Volkswagen allegedly equipped its 2.0-liter diesel vehicles with illegal software that detects when the car is being tested for compliance with EPA or state emissions standards and turns on full emissions controls only during that testing process. During normal driving conditions, the software renders certain emission control systems inoperative, greatly increasing emissions. 

‘Defeat device’

This is known as a “defeat device.” Use of the defeat device results in cars that meet emissions standards in the laboratory but emit harmful NOx at levels up to 40 times EPA-compliant levels during normal on-road driving conditions. 

“By duping the regulators, Volkswagen turned nearly a half million American drivers into unwitting accomplices in an unprecedented assault on our atmosphere,” said California deputy attorney general Sally Q. Yates. 
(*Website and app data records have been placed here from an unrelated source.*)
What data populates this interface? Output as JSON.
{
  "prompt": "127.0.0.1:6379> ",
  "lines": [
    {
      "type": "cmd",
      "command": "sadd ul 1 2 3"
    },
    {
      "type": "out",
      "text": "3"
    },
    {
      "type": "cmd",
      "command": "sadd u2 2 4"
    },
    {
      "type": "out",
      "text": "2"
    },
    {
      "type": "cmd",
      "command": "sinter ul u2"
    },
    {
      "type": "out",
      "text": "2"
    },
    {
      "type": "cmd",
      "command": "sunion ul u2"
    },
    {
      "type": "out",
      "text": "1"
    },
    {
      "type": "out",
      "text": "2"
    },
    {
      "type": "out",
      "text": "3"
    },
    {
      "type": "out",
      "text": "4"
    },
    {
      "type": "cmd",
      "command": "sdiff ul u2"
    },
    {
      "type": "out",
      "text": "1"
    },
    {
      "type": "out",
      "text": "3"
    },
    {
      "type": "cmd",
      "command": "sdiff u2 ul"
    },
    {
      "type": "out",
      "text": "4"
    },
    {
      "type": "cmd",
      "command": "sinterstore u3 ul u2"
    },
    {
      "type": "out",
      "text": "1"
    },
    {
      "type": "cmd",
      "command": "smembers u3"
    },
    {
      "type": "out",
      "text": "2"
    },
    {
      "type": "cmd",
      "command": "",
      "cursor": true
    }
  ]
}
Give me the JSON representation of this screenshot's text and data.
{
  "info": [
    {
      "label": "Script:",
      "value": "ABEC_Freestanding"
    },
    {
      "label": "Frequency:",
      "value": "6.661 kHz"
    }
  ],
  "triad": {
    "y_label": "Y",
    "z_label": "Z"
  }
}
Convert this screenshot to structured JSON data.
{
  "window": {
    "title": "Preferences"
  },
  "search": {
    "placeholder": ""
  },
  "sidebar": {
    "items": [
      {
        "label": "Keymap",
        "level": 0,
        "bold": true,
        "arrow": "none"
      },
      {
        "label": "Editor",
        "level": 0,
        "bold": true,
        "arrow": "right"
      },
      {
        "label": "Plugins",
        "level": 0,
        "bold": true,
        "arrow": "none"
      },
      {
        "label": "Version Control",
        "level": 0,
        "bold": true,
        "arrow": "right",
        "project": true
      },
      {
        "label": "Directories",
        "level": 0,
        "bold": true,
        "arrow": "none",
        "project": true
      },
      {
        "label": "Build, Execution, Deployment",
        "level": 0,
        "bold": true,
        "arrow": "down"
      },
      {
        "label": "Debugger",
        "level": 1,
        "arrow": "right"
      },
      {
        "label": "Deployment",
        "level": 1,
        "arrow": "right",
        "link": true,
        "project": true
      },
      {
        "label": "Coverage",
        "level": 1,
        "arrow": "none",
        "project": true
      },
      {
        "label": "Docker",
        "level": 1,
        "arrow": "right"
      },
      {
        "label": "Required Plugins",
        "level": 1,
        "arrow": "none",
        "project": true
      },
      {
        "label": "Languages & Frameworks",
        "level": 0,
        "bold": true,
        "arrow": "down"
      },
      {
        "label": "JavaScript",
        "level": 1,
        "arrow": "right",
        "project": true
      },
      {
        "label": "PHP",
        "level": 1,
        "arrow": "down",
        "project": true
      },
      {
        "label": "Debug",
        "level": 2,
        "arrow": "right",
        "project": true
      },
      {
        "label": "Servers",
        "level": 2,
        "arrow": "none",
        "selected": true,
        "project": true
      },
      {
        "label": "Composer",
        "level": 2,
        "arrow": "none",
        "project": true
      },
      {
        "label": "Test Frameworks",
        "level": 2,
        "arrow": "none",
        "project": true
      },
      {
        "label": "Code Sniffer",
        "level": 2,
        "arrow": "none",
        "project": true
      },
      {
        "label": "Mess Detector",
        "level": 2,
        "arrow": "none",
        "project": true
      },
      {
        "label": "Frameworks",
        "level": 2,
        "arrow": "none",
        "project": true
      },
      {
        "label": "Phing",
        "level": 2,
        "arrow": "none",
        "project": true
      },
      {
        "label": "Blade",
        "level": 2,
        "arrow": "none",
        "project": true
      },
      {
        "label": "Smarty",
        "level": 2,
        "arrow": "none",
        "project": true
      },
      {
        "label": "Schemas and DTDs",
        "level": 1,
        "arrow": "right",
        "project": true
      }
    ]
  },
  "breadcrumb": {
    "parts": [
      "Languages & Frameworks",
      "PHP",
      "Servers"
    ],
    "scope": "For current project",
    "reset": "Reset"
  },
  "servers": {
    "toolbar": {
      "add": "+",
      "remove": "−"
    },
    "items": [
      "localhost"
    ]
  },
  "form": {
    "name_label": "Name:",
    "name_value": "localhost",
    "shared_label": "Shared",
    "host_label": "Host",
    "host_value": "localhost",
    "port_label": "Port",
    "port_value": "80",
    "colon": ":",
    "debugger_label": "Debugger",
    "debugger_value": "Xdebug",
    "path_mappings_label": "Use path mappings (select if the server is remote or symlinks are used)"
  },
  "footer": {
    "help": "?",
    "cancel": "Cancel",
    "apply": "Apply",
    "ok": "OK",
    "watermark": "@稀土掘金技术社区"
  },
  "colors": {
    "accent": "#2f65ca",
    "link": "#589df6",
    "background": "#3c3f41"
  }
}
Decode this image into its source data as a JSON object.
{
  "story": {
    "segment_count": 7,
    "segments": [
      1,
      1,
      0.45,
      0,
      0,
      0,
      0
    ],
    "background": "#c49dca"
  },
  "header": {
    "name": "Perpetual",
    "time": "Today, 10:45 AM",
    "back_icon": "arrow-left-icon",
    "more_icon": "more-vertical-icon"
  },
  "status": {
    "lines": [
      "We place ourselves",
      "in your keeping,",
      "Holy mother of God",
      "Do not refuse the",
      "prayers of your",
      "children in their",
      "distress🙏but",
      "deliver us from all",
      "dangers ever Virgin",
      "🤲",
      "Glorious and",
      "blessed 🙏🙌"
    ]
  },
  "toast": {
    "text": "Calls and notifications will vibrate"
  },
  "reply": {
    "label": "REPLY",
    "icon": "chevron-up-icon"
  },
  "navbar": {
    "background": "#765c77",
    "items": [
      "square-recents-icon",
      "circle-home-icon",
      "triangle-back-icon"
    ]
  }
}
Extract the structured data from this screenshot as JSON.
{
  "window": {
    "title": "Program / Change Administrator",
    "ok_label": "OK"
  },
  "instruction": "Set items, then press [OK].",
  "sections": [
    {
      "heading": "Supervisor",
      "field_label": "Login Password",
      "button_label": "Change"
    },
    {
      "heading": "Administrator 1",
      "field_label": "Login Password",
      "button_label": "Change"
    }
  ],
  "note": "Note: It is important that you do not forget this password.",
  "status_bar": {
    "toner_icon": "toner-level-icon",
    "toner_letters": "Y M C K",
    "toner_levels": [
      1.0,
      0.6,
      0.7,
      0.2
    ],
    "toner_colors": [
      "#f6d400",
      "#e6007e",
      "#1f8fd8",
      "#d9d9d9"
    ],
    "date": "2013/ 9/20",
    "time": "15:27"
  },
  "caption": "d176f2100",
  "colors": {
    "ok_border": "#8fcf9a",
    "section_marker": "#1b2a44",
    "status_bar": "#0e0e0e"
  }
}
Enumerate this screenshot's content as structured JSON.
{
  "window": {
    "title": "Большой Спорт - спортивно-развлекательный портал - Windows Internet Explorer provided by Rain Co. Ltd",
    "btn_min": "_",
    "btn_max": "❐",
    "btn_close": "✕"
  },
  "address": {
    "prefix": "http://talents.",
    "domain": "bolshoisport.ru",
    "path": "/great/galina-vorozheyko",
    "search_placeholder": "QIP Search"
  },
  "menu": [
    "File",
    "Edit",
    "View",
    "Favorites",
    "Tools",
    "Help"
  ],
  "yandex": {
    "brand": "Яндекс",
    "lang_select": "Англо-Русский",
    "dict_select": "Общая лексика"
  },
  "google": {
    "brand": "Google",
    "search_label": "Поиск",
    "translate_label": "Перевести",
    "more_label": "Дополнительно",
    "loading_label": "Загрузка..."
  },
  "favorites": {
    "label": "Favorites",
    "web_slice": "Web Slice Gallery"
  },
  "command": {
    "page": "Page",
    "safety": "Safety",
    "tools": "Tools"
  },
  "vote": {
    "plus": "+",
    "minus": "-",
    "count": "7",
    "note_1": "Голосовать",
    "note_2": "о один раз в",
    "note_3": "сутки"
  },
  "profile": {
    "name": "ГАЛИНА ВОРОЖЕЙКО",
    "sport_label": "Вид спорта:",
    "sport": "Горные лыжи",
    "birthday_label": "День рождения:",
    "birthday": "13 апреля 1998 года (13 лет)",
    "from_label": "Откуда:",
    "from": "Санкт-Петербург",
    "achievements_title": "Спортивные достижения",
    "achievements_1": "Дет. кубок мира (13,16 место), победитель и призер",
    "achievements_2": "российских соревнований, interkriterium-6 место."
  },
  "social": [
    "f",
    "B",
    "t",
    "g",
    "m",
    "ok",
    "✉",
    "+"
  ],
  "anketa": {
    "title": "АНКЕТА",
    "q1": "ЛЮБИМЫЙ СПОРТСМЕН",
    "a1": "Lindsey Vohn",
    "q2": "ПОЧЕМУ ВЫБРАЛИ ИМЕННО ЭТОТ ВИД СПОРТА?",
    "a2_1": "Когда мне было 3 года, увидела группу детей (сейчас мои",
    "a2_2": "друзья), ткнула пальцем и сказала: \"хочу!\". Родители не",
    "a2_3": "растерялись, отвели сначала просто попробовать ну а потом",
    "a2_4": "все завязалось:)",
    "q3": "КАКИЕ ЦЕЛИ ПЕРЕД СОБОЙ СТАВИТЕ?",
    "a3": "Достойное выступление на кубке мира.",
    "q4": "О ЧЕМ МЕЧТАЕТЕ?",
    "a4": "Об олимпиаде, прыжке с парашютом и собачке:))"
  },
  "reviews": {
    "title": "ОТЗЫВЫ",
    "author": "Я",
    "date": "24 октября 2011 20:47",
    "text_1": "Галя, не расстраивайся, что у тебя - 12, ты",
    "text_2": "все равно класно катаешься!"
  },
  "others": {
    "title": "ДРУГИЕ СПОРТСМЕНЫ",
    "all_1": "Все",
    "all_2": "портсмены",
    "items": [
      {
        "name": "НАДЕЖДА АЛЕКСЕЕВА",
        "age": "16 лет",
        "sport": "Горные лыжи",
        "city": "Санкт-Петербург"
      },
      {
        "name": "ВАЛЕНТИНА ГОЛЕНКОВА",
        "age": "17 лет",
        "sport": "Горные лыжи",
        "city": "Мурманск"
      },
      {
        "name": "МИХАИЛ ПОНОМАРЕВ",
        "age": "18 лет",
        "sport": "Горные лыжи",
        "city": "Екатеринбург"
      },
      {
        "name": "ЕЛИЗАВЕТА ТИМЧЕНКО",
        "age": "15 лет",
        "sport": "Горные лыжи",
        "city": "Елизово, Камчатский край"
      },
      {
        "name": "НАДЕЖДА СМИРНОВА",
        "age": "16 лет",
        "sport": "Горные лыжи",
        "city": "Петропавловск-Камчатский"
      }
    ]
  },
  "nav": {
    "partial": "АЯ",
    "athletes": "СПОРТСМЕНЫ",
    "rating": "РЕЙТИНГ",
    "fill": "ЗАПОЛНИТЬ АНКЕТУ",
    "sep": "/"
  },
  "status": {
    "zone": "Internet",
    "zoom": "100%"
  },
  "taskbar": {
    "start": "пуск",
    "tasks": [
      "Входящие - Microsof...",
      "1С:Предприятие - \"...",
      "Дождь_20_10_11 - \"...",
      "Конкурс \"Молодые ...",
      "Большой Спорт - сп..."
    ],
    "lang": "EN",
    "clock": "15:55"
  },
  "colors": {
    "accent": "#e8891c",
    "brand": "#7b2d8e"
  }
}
In June 2016, Volkswagen agreed to settle the case. They will offer a buyback and lease termination for nearly 500,000 model year 2009-2015 2.0-liter diesel vehicles sold or leased in the U.S., and spend up to $10 billion to compensate consumers under the program. 

“Consumers who were cheated by Volkswagen’s deceptive advertising campaign will be able to get full and fair compensation,” says FTC chairwoman Edith Ramirez.  “Not only for the lost or diminished value of their car but also for the other harms that VW caused them.”

In addition, Volkswagen will spend $4.7 billion to mitigate the pollution from their vehicles and invest in green vehicle technology.

“[This] settlement restores clean air protections that Volkswagen so blatantly violated,” says EPA administrator Gina McCarthy. “And it secures billions of dollars in investments to make our air and our auto industry even cleaner for generations of Americans to come.”

To see if you are eligible for compensation from Volkswagen, visit or You can also use these websites to make claims, sign up for appointments at local VW or Audi dealers, and receive updates.